## WHAT TO WORK ON
Your result should be the lines holding the word "JSON", copied from the entries below.

(Records from a dataset)
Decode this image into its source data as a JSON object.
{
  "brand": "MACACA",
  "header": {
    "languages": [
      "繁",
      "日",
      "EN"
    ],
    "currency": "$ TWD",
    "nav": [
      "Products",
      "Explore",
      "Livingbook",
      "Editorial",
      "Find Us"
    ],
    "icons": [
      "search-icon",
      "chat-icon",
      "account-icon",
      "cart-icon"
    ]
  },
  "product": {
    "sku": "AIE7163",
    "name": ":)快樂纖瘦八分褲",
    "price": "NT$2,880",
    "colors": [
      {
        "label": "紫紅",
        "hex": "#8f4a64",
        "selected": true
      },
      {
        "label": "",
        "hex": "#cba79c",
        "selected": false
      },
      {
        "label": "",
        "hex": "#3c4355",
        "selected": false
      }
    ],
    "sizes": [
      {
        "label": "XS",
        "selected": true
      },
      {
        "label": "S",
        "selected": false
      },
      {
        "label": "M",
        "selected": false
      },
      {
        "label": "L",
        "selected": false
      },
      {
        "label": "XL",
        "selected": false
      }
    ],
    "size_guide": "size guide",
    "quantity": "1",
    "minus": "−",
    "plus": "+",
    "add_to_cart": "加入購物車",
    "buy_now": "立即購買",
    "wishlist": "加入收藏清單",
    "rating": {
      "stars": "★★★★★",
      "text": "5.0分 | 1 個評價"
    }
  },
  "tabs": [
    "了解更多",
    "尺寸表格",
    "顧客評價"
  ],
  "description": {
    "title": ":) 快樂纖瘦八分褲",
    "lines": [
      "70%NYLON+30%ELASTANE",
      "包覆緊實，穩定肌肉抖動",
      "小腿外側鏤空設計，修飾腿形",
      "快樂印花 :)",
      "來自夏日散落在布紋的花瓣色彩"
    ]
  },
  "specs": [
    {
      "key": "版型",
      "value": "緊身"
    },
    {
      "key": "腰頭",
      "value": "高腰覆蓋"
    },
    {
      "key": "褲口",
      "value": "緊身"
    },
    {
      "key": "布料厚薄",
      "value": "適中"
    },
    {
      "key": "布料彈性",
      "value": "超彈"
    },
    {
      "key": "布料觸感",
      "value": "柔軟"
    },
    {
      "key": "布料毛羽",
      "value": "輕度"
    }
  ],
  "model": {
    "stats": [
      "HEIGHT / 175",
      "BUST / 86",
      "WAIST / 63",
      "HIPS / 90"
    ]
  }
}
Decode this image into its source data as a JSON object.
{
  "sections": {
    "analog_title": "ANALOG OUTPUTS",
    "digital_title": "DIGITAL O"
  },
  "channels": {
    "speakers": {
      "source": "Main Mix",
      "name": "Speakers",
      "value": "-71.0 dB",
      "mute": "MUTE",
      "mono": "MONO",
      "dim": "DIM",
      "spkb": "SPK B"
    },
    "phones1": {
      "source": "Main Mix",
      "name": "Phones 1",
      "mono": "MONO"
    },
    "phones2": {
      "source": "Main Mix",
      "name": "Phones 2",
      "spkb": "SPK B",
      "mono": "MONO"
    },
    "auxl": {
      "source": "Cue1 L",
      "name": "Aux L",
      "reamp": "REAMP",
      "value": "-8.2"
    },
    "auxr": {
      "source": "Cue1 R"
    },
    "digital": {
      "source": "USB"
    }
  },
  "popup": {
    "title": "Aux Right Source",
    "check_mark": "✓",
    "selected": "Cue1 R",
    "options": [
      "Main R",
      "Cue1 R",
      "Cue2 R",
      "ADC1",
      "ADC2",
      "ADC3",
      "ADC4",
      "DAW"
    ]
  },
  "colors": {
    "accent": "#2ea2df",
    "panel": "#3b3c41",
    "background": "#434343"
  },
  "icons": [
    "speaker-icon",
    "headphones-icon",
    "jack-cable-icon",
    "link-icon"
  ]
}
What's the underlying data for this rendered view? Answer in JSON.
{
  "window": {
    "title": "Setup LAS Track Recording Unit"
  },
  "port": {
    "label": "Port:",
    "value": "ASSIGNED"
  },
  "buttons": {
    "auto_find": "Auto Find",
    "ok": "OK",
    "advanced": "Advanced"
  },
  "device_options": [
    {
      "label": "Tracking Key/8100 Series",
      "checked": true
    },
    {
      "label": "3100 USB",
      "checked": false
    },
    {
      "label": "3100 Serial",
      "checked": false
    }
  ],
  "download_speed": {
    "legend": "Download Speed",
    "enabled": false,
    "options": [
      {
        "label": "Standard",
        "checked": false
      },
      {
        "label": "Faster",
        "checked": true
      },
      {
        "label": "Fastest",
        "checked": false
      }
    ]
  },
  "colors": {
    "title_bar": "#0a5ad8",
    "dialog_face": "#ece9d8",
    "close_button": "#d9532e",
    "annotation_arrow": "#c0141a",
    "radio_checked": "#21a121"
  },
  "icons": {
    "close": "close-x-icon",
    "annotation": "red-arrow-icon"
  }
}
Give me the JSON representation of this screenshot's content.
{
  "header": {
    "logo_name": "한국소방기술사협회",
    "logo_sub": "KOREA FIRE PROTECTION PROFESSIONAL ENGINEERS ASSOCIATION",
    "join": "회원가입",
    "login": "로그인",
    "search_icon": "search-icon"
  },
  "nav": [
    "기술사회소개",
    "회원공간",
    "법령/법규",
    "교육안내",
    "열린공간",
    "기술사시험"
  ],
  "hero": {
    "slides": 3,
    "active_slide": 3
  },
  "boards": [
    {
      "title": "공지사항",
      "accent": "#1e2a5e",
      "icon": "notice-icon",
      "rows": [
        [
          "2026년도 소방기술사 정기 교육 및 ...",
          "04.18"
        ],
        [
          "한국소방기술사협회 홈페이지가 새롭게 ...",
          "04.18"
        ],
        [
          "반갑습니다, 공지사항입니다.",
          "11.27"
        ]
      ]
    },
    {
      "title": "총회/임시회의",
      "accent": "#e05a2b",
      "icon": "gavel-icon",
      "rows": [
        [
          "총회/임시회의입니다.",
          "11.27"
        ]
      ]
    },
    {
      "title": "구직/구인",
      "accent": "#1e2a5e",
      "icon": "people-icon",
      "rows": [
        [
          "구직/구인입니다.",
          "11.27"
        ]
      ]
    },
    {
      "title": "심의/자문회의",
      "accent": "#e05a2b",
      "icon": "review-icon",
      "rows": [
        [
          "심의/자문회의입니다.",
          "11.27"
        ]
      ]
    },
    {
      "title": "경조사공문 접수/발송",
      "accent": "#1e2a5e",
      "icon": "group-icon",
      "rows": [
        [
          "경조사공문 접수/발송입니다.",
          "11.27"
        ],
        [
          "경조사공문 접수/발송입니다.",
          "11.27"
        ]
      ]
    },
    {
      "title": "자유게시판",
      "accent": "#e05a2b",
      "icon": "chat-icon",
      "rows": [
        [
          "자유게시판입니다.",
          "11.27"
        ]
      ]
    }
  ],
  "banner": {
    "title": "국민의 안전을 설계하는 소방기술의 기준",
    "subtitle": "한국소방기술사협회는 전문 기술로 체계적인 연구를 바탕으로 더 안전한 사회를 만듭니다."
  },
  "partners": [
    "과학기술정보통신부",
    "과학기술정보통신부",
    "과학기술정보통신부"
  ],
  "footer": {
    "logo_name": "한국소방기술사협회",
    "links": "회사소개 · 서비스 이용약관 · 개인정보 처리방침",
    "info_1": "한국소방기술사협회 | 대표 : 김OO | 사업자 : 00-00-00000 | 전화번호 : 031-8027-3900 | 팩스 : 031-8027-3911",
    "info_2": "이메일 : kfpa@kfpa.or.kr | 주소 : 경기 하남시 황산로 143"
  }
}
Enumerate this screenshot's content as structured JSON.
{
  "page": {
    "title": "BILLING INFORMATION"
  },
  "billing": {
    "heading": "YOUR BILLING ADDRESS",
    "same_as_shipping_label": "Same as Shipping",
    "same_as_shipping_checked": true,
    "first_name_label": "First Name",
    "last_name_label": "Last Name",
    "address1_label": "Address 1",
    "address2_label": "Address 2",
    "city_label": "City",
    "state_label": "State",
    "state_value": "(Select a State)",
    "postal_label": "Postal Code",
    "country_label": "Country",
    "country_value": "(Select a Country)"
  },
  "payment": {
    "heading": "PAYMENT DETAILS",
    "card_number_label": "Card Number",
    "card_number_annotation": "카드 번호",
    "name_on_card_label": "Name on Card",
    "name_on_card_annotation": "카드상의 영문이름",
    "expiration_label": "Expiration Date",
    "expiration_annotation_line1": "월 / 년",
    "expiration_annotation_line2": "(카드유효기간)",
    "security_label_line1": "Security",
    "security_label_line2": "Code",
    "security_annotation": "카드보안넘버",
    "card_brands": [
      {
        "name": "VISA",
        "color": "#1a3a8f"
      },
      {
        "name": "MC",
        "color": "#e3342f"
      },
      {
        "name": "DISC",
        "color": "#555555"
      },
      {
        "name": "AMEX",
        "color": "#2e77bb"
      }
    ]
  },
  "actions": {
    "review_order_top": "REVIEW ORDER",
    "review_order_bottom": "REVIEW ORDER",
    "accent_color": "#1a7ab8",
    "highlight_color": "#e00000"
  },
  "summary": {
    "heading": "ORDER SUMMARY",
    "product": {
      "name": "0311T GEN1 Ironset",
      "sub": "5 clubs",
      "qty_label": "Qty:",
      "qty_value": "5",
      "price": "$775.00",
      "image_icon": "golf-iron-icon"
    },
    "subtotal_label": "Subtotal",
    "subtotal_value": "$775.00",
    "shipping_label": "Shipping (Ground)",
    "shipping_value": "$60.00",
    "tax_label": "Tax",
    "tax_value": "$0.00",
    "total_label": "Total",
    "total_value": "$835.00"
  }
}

## EXPECTED OUTPUT
Decode this image into its source data as a JSON object.
Decode this image into its source data as a JSON object.
What's the underlying data for this rendered view? Answer in JSON.
Give me the JSON representation of this screenshot's content.
Enumerate this screenshot's content as structured JSON.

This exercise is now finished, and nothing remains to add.